[Records from a data collection]
::::

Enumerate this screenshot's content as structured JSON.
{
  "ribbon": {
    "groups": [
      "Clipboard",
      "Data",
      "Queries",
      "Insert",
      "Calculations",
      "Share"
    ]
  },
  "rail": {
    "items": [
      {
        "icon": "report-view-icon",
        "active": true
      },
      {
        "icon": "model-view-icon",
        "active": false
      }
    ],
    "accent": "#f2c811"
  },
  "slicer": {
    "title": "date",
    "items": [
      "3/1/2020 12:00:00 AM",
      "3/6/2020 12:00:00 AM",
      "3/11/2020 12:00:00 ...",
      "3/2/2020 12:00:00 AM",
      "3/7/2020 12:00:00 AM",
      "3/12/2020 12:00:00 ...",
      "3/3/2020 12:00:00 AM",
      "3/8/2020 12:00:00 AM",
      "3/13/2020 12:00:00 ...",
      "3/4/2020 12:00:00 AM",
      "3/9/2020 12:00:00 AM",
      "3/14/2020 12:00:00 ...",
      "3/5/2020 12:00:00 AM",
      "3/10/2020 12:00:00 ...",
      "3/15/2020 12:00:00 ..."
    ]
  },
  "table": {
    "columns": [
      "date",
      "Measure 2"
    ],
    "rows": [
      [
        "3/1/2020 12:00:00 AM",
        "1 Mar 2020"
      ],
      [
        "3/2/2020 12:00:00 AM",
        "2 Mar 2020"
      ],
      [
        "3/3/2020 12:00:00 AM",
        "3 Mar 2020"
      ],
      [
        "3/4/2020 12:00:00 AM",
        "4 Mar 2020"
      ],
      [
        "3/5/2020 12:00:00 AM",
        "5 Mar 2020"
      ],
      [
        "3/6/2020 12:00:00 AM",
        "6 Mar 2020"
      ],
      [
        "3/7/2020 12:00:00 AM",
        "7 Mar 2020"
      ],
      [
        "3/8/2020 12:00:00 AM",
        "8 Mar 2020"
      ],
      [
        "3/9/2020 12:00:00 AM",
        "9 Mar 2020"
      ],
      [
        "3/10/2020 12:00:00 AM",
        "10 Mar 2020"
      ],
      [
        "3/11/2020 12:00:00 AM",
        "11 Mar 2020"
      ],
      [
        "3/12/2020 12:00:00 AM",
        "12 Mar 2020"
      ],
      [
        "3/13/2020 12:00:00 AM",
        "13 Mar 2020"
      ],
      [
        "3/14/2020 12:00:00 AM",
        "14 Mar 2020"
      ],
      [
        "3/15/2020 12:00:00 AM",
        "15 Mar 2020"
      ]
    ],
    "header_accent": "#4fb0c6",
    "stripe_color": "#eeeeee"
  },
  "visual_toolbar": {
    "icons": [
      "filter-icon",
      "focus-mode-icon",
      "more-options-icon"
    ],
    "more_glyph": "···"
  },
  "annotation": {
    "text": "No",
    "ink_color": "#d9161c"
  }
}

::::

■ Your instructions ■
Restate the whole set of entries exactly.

■ Answer to the problem ■
Enumerate this screenshot's content as structured JSON.
{
  "ribbon": {
    "groups": [
      "Clipboard",
      "Data",
      "Queries",
      "Insert",
      "Calculations",
      "Share"
    ]
  },
  "rail": {
    "items": [
      {
        "icon": "report-view-icon",
        "active": true
      },
      {
        "icon": "model-view-icon",
        "active": false
      }
    ],
    "accent": "#f2c811"
  },
  "slicer": {
    "title": "date",
    "items": [
      "3/1/2020 12:00:00 AM",
      "3/6/2020 12:00:00 AM",
      "3/11/2020 12:00:00 ...",
      "3/2/2020 12:00:00 AM",
      "3/7/2020 12:00:00 AM",
      "3/12/2020 12:00:00 ...",
      "3/3/2020 12:00:00 AM",
      "3/8/2020 12:00:00 AM",
      "3/13/2020 12:00:00 ...",
      "3/4/2020 12:00:00 AM",
      "3/9/2020 12:00:00 AM",
      "3/14/2020 12:00:00 ...",
      "3/5/2020 12:00:00 AM",
      "3/10/2020 12:00:00 ...",
      "3/15/2020 12:00:00 ..."
    ]
  },
  "table": {
    "columns": [
      "date",
      "Measure 2"
    ],
    "rows": [
      [
        "3/1/2020 12:00:00 AM",
        "1 Mar 2020"
      ],
      [
        "3/2/2020 12:00:00 AM",
        "2 Mar 2020"
      ],
      [
        "3/3/2020 12:00:00 AM",
        "3 Mar 2020"
      ],
      [
        "3/4/2020 12:00:00 AM",
        "4 Mar 2020"
      ],
      [
        "3/5/2020 12:00:00 AM",
        "5 Mar 2020"
      ],
      [
        "3/6/2020 12:00:00 AM",
        "6 Mar 2020"
      ],
      [
        "3/7/2020 12:00:00 AM",
        "7 Mar 2020"
      ],
      [
        "3/8/2020 12:00:00 AM",
        "8 Mar 2020"
      ],
      [
        "3/9/2020 12:00:00 AM",
        "9 Mar 2020"
      ],
      [
        "3/10/2020 12:00:00 AM",
        "10 Mar 2020"
      ],
      [
        "3/11/2020 12:00:00 AM",
        "11 Mar 2020"
      ],
      [
        "3/12/2020 12:00:00 AM",
        "12 Mar 2020"
      ],
      [
        "3/13/2020 12:00:00 AM",
        "13 Mar 2020"
      ],
      [
        "3/14/2020 12:00:00 AM",
        "14 Mar 2020"
      ],
      [
        "3/15/2020 12:00:00 AM",
        "15 Mar 2020"
      ]
    ],
    "header_accent": "#4fb0c6",
    "stripe_color": "#eeeeee"
  },
  "visual_toolbar": {
    "icons": [
      "filter-icon",
      "focus-mode-icon",
      "more-options-icon"
    ],
    "more_glyph": "···"
  },
  "annotation": {
    "text": "No",
    "ink_color": "#d9161c"
  }
}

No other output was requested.